* [TASK OBJECTIVE]: Could you retype every line of the data underneath without altering anything?

* [INFORMATION PROVIDED]:
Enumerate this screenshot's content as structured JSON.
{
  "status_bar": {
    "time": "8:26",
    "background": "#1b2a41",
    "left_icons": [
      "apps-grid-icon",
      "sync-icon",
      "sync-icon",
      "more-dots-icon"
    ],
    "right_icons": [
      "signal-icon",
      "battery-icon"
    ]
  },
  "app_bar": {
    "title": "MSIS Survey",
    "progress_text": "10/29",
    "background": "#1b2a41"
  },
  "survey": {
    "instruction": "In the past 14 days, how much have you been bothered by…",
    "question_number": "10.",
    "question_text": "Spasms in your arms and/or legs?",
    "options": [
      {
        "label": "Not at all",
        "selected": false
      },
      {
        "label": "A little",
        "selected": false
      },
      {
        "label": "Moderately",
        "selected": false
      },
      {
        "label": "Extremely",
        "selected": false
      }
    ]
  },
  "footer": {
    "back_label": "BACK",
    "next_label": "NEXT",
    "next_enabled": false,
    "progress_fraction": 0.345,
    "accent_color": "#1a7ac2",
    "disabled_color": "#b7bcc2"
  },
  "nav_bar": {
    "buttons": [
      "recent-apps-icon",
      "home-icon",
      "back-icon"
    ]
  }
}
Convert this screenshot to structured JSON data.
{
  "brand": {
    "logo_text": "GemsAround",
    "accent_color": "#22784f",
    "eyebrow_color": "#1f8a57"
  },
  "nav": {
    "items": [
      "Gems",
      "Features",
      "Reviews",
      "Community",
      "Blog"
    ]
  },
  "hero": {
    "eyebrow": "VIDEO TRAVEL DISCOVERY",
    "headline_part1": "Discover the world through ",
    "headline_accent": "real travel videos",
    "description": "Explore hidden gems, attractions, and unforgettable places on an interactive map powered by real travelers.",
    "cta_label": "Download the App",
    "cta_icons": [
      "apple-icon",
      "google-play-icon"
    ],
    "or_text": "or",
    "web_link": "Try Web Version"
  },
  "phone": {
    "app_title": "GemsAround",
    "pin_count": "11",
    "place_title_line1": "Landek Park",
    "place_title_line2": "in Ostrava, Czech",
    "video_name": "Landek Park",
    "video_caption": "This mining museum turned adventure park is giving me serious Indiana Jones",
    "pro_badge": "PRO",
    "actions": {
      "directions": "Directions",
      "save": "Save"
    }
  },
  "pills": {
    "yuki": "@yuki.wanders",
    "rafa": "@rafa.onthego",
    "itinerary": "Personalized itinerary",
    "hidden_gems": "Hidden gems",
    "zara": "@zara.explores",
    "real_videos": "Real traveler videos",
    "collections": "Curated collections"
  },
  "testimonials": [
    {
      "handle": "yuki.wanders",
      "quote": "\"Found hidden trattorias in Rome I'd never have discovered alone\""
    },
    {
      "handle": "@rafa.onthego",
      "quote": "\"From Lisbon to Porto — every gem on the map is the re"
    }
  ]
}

* [EXERCISE OUTPUT]:
Enumerate this screenshot's content as structured JSON.
{
  "status_bar": {
    "time": "8:26",
    "background": "#1b2a41",
    "left_icons": [
      "apps-grid-icon",
      "sync-icon",
      "sync-icon",
      "more-dots-icon"
    ],
    "right_icons": [
      "signal-icon",
      "battery-icon"
    ]
  },
  "app_bar": {
    "title": "MSIS Survey",
    "progress_text": "10/29",
    "background": "#1b2a41"
  },
  "survey": {
    "instruction": "In the past 14 days, how much have you been bothered by…",
    "question_number": "10.",
    "question_text": "Spasms in your arms and/or legs?",
    "options": [
      {
        "label": "Not at all",
        "selected": false
      },
      {
        "label": "A little",
        "selected": false
      },
      {
        "label": "Moderately",
        "selected": false
      },
      {
        "label": "Extremely",
        "selected": false
      }
    ]
  },
  "footer": {
    "back_label": "BACK",
    "next_label": "NEXT",
    "next_enabled": false,
    "progress_fraction": 0.345,
    "accent_color": "#1a7ac2",
    "disabled_color": "#b7bcc2"
  },
  "nav_bar": {
    "buttons": [
      "recent-apps-icon",
      "home-icon",
      "back-icon"
    ]
  }
}
Convert this screenshot to structured JSON data.
{
  "brand": {
    "logo_text": "GemsAround",
    "accent_color": "#22784f",
    "eyebrow_color": "#1f8a57"
  },
  "nav": {
    "items": [
      "Gems",
      "Features",
      "Reviews",
      "Community",
      "Blog"
    ]
  },
  "hero": {
    "eyebrow": "VIDEO TRAVEL DISCOVERY",
    "headline_part1": "Discover the world through ",
    "headline_accent": "real travel videos",
    "description": "Explore hidden gems, attractions, and unforgettable places on an interactive map powered by real travelers.",
    "cta_label": "Download the App",
    "cta_icons": [
      "apple-icon",
      "google-play-icon"
    ],
    "or_text": "or",
    "web_link": "Try Web Version"
  },
  "phone": {
    "app_title": "GemsAround",
    "pin_count": "11",
    "place_title_line1": "Landek Park",
    "place_title_line2": "in Ostrava, Czech",
    "video_name": "Landek Park",
    "video_caption": "This mining museum turned adventure park is giving me serious Indiana Jones",
    "pro_badge": "PRO",
    "actions": {
      "directions": "Directions",
      "save": "Save"
    }
  },
  "pills": {
    "yuki": "@yuki.wanders",
    "rafa": "@rafa.onthego",
    "itinerary": "Personalized itinerary",
    "hidden_gems": "Hidden gems",
    "zara": "@zara.explores",
    "real_videos": "Real traveler videos",
    "collections": "Curated collections"
  },
  "testimonials": [
    {
      "handle": "yuki.wanders",
      "quote": "\"Found hidden trattorias in Rome I'd never have discovered alone\""
    },
    {
      "handle": "@rafa.onthego",
      "quote": "\"From Lisbon to Porto — every gem on the map is the re"
    }
  ]
}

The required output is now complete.